To begin with, what exactly is a Compact System Camera (CSC)? A compact system camera is a cross between a Digital SLR and a point-and-shoot camera. They also have interchangeable lenses but unlike a traditional SLR they have no internal mirror. This makes them a lot smaller in size but maintains the image quality of a crop-frame DSLR. This camera type is a good alternative to a full-size DSLR kit due to the high quality results housed within a much smaller and lighter set up. All the major manufacturers have released at least one CSC model - Canon have the EOS M, Nikon have the 1-Series and Fujifilm have the X-Series. Panasonic and Olympus both use the Micro Four Thirds (MFT) standard which enables these two companies' lenses to be interchangeable.
We find two main purchases of compact system cameras with the first being the point-and-shoot upgrader who are looking to step-up to a better camera system with potentially much better results. The second is the DSLR owner who seeks similar image quality as their current kit but in a smaller form factor and without the added bulk.
Advantages over full-frame DSLR cameras -
Smaller (more discrete), lighter and a shorter flange focal distance allows almost any lens ever made to be adapted to a CSC body. This allows you to adapt all your existing lenses to many CSC bodies. Greater depth of field can be achieved due to smaller sensor size but shallow depth of field can be harder to achieve.
Disadvantages over full-frame DSLR cameras -
The sensor size is 35% smaller than an APS-C sensor (with the exception of the Canon EOS M series which utilizes an APS-C sensor) and 75% smaller than a full-frame camera. Generally, a digital SLR is easier to keep clean due to the mirror and shutter mechanisms offering basic dust protection.

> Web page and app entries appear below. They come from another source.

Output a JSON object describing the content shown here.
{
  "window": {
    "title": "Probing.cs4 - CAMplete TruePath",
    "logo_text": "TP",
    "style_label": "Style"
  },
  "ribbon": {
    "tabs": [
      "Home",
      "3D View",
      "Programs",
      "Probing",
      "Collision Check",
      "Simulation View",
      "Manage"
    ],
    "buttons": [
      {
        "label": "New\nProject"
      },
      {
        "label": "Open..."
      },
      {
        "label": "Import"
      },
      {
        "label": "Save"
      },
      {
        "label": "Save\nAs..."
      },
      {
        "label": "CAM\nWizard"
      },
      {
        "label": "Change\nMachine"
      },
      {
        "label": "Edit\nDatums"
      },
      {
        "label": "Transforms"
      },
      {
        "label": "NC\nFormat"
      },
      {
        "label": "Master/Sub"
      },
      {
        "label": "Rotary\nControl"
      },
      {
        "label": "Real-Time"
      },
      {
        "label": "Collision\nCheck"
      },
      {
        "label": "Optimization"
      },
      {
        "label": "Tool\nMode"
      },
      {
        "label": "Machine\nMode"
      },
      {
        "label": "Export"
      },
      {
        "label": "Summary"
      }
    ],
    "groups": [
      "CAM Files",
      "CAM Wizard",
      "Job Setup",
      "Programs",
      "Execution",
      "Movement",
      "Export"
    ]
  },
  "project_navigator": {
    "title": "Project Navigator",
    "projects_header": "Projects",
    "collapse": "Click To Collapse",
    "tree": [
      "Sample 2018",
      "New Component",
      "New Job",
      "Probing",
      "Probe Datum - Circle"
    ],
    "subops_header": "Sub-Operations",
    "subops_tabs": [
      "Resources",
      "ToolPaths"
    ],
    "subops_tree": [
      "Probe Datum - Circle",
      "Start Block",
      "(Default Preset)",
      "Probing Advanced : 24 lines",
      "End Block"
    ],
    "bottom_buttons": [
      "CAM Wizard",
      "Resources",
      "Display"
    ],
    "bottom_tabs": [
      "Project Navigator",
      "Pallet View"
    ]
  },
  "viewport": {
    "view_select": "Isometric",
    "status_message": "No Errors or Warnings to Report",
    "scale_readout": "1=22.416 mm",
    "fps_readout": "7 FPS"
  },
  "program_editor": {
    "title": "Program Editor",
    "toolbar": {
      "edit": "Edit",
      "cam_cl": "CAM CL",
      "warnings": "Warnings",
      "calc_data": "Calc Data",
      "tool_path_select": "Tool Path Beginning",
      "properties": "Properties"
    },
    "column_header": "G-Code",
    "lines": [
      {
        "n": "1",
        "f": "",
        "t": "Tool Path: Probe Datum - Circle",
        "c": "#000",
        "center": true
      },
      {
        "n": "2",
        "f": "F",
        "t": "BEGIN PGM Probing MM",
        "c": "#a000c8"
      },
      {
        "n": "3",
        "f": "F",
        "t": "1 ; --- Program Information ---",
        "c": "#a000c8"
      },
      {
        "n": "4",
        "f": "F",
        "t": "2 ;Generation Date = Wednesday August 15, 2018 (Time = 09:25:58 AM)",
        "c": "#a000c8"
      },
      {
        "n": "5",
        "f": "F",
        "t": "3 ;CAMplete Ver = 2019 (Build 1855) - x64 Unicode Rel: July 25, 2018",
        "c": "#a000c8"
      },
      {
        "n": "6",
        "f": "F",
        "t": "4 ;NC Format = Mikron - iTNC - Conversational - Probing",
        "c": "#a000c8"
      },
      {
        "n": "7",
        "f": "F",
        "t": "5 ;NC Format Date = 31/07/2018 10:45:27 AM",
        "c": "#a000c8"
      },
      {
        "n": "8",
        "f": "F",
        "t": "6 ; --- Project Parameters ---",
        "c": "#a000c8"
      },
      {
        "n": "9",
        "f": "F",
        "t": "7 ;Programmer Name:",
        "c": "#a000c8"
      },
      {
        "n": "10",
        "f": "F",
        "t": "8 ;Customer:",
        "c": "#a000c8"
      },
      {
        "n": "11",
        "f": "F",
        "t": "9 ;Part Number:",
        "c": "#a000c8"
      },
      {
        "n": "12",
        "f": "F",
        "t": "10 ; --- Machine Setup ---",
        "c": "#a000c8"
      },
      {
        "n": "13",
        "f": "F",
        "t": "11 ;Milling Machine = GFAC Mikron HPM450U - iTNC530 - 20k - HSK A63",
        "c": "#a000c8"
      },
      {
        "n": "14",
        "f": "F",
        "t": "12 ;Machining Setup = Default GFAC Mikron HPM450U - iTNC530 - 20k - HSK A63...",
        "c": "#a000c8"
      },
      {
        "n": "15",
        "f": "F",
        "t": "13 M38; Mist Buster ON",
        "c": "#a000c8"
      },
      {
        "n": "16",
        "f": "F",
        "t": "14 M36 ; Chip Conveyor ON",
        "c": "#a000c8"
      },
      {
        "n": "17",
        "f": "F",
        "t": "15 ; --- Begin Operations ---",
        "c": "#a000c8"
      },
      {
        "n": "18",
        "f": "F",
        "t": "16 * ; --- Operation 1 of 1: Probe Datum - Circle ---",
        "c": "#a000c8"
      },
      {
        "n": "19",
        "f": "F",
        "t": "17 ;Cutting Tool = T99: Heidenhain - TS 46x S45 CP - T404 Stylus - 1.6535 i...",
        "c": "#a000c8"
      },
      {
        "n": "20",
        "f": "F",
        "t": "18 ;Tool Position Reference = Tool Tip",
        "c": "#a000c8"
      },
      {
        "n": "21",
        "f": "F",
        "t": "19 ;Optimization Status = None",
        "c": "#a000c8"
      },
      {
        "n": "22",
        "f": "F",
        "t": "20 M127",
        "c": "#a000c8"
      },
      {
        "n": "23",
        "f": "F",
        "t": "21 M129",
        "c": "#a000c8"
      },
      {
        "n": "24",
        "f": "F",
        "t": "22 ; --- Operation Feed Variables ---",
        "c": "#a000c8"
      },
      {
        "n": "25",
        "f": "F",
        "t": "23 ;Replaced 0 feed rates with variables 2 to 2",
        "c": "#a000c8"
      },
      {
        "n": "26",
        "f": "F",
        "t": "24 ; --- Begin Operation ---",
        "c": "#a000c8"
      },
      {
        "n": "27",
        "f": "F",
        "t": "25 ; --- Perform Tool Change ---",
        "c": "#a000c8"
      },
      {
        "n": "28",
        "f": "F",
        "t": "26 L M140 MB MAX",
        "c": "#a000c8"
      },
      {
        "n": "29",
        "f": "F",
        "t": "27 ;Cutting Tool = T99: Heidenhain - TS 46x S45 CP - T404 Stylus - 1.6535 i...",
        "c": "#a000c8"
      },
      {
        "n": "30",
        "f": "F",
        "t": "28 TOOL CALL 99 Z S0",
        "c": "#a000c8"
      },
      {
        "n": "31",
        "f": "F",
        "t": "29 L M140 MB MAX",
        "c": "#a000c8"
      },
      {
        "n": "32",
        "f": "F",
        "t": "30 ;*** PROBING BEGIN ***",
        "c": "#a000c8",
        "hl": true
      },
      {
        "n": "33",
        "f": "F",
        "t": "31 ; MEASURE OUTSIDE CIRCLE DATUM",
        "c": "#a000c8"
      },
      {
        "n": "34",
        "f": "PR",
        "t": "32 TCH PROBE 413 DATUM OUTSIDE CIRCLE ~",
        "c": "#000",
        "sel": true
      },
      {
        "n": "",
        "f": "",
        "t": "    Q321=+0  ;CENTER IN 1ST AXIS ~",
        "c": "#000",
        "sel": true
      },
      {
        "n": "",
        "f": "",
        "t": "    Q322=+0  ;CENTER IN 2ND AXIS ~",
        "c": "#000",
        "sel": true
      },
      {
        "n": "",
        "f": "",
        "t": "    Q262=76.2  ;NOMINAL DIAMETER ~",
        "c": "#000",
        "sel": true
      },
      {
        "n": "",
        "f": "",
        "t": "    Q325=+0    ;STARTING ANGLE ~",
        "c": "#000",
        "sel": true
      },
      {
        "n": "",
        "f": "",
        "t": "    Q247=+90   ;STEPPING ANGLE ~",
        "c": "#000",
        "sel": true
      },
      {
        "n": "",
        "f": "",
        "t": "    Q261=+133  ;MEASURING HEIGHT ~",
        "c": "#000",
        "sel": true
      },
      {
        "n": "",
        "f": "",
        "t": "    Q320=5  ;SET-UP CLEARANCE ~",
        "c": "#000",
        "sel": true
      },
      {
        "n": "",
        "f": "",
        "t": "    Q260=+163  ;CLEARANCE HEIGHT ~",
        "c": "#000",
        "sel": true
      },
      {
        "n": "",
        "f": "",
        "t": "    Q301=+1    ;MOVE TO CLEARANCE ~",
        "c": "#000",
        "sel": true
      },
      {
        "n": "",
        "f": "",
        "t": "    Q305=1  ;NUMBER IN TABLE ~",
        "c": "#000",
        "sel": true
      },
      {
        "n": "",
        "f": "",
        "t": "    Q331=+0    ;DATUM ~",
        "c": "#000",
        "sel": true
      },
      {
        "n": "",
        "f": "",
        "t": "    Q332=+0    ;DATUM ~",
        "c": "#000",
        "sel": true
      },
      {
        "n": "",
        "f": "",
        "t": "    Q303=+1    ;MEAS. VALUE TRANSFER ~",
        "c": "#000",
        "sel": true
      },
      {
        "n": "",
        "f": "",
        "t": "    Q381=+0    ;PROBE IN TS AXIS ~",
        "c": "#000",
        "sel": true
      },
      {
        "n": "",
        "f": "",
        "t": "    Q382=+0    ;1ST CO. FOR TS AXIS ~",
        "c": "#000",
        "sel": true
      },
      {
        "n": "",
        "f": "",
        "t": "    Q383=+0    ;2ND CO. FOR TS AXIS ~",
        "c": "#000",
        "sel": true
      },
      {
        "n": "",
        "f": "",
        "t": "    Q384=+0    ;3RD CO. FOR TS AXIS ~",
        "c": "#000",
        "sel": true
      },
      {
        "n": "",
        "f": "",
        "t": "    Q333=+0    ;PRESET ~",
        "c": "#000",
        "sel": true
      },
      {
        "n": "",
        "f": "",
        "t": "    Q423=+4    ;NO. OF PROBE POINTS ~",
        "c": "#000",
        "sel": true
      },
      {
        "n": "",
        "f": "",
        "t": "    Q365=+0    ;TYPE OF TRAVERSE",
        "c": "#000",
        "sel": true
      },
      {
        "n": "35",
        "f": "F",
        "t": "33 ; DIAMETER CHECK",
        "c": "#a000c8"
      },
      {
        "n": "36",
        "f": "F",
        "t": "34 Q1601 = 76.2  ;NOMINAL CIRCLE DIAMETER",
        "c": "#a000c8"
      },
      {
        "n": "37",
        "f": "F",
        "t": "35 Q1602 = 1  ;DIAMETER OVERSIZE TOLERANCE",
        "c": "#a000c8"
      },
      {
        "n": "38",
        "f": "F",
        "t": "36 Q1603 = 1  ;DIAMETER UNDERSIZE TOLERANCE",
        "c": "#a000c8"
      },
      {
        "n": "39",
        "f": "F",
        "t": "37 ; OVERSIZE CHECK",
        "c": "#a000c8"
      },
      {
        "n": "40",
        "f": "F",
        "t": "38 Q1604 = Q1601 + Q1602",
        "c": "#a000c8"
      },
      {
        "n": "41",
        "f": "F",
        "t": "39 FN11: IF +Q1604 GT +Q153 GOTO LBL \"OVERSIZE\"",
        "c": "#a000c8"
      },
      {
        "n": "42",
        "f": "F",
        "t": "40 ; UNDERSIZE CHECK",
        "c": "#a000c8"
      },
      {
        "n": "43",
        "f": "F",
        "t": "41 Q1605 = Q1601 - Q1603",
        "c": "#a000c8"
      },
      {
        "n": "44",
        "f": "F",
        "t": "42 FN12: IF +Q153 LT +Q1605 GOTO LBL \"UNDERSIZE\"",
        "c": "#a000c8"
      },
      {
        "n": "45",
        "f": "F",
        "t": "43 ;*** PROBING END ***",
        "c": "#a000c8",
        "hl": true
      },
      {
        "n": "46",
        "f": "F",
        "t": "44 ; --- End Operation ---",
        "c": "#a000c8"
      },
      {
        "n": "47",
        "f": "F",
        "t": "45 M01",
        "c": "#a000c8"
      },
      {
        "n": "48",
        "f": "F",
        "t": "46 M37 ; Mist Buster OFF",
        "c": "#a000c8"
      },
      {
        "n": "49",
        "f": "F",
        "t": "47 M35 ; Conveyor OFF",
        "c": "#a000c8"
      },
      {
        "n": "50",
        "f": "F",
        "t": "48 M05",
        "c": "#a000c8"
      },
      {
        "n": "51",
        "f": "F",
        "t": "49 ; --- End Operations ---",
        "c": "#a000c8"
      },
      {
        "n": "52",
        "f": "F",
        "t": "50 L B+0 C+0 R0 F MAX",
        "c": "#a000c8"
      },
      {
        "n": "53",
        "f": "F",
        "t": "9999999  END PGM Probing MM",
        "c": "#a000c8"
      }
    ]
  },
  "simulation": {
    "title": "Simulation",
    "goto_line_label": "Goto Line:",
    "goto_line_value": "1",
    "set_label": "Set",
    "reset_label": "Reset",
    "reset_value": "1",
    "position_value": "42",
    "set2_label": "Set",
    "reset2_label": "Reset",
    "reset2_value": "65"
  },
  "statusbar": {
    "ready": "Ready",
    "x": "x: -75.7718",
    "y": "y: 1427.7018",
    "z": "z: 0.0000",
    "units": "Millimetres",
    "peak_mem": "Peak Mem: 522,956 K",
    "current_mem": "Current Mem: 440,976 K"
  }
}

More and more people are discovering the advantages of a smaller system that still has all the functionality of a DSLR system. The weight advantage means it’s a breeze for photographers to travel with a full focal range of lenses and still be able to comfortably lift their camera bag. The lens selection is really starting to grow to a point where a lot of focal lengths and lens types found in a DSLR range are now available to the CSC photographer without compromise on quality. Fujifilm have released a 14mm X-Series lens which is an excellent piece of glass while the Panasonic 25mm Leica lens is arguably one of the best lenses available in the CSC category. The focal lengths available range from 14mm wide all the way up to 600mm in 35mm equivalents.
Additionally, this doesn't include all the lenses that can be adapted to the CSC format via a range of third party adapters that are fast becoming more widely available. This is great news as it means you’re now able to mount a majority of old lenses you may have in storage (such as any old Nikon or Canon FD lenses) to your new compact camera. Bear in mind that the focal multiplier for CSC systems vary from 1.6x to 2x depending on which system you adopt. Therefore your old 50mm lens could potentially become a 75mm or even 100mm in focal length!
Lenses such as the Nikkor D-Series are popular due to its manual aperture ring and functions. If a manual aperture ring is absent, the lens will still function but will remain locked to the aperture’s setting when unattached to a body. E.g. Canon EF lenses will always remain at their widest aperture.
The compact system camera is definitely here to stay. It's not for everyone but it does fill a void in the market for a high quality yet compact camera with interchangeable lenses and is becoming quite regular for amateurs and even advanced enthusiasts to sell their DSLR kit in order to set themselves up with a compact camera that is easier to use and more convenient to carry.
Drop in to one of our stores and check out our range of compact system cameras including the three listed below to see if it’s the right move for you!